Automation crossroads: Product definitions narrow
Frost & Sullivan report finds an automation crossroad with emerging megatrends: cyber security, mobile and wireless technology, enterprise ecosystem, cloud computing, and sustainability.
Industrial automation is at a crossroads, according to a new report released by Frost & Sullivan. “Automation & Control Systems Market” examines the current market and factories of the future.
Senior research analyst Karthik Sundaram said, “Frost & Sullivan’s vision of the factory of the future is catalyzed by five megatrends—cyber security, mobile and wireless technology, enterprise ecosystem, cloud computing and sustainability. These megatrends will influence all aspects of an industrial enterprise.”
For instance, operating personnel in future factories will not be confined to workstations inside control rooms. The advent of tablets and mobile platforms will enable them to track production lines, perform maintenance operations, and monitor process issues from their tablets—all while on the move. The adoption of secure cloud computing technology will give factories access to relevant strategic data from the Internet to execute real-time decisions and enhance operational efficiency.
“In essence, future factories will have secure wireless networks supporting a highly automated production process, seamlessly interlinked with enterprise software working through the clouds,” said Sundaram. “A high-end factory will also involve collaborative manufacturing promoting operational excellence and aiding sustainability.”
The report also said the automation and control solutions product portfolio is nearing saturation, either directly or indirectly. A major trend underlining this development is the narrowing product definition between individual products, in particular the programmable logic controllers and distributed control system product lines.
“Vendors have currently emerged with hybrid products that combine PLC and DCS functionality as a means to counter high competition and gain end-user recognition,” said Sundaram. “Despite economic advantages, the emergence of such products has clouded end-user perception to a large extent, and it remains to be seen if this technical strategy yields expected results.”
Clearly noticeable is a significant shift from the traditional parameters determining the automation and control systems (ACS) market. Currently, it is a company’s product portfolio that yields the maximum influence in the automations and controls market space, followed closely by service support and cost considerations. This, however, is set to change.
“In the coming years, the emphasis on the IA product portfolio is likely to diminish,” said Sundaram. “In contrast, the need for globalized service support, coupled with cost factors, is expected to gain significant momentum.”
As the ACS market steadily graduates towards the next level, it will offer automation vendors challenging opportunities for growth and excellence. Vendors will need to be in tune with ongoing developments and enhance their ability to compete and succeed in future factories.

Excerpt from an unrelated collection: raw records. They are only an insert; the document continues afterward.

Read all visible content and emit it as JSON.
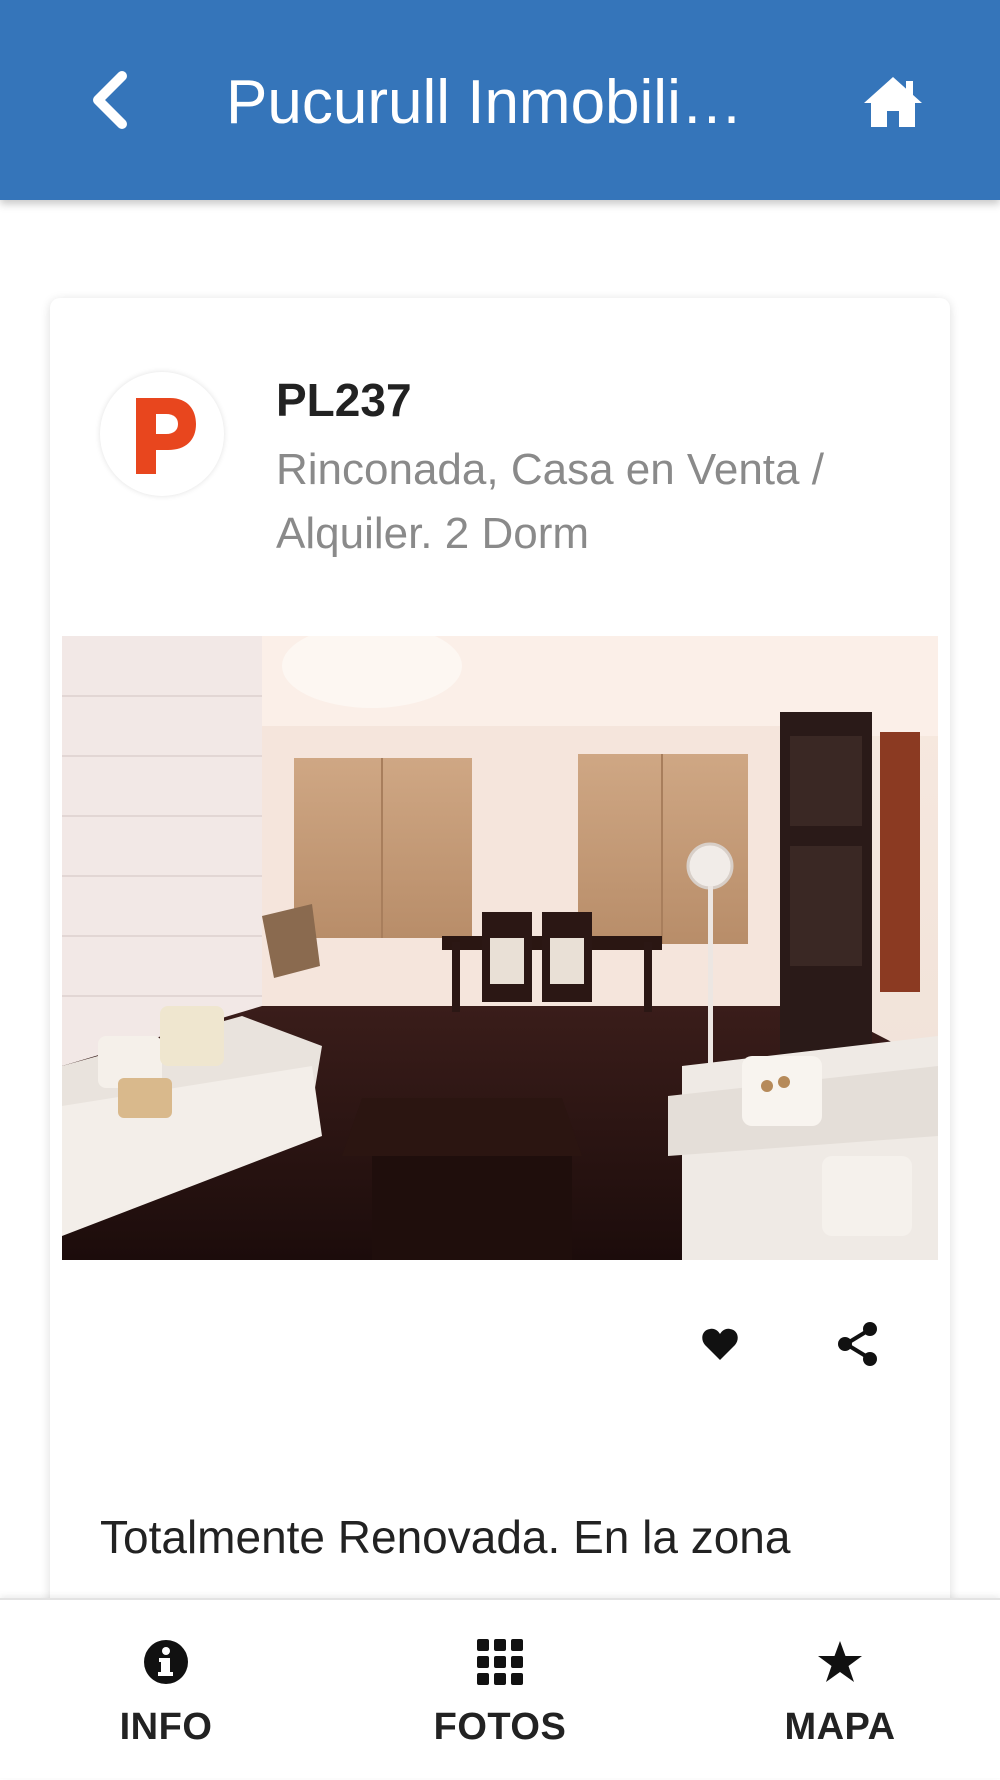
{
  "header": {
    "title": "Pucurull Inmobili…",
    "back_icon": "chevron-left-icon",
    "home_icon": "home-icon",
    "background_color": "#3575ba"
  },
  "listing": {
    "code": "PL237",
    "subtitle": "Rinconada, Casa en Venta / Alquiler. 2 Dorm",
    "logo_letter": "p",
    "logo_color": "#e8461e",
    "photo_subject": "living-room-photo",
    "actions": {
      "favorite_icon": "heart-icon",
      "share_icon": "share-icon"
    },
    "description": "Totalmente Renovada. En la zona"
  },
  "bottom_nav": {
    "items": [
      {
        "label": "INFO",
        "icon": "info-icon"
      },
      {
        "label": "FOTOS",
        "icon": "grid-icon"
      },
      {
        "label": "MAPA",
        "icon": "star-icon"
      }
    ]
  }
}
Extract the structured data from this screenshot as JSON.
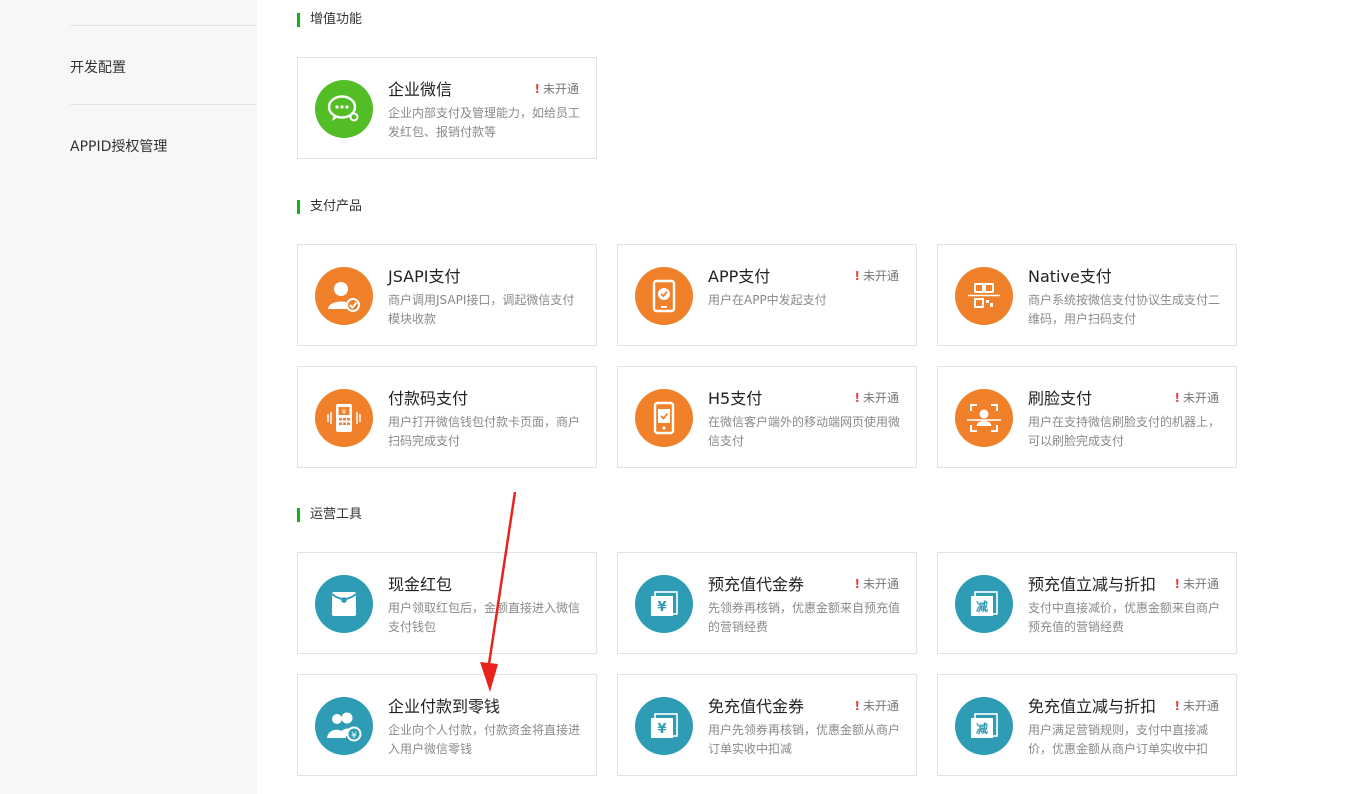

- Edited by Mark T. Hoske, CFE Media, Control Engineering, www.controleng.com.
Case Study Database
Get more exposure for your case study by uploading it to the Plant Engineering case study database, where end-users can identify relevant solutions and explore what the experts are doing to effectively implement a variety of technology and productivity related projects.
These case studies provide examples of how knowledgeable solution providers have used technology, processes and people to create effective and successful implementations in real-world situations. Case studies can be completed by filling out a simple online form where you can outline the project title, abstract, and full story in 1500 words or less; upload photos, videos and a logo.
Click here to visit the Case Study Database and upload your case study.
Annual Salary Survey
In a year when manufacturing continued to lead the economic rebound, it makes sense that plant manager bonuses rebounded. Plant Engineering’s annual Salary Survey shows both wages and bonuses rose in 2012 after a retreat the year before.
Average salary across all job titles for plant floor management rose 3.5% to $95,446, and bonus compensation jumped to $15,162, a 4.2% increase from the 2010 level and double the 2011 total, which showed a sharp drop in bonus.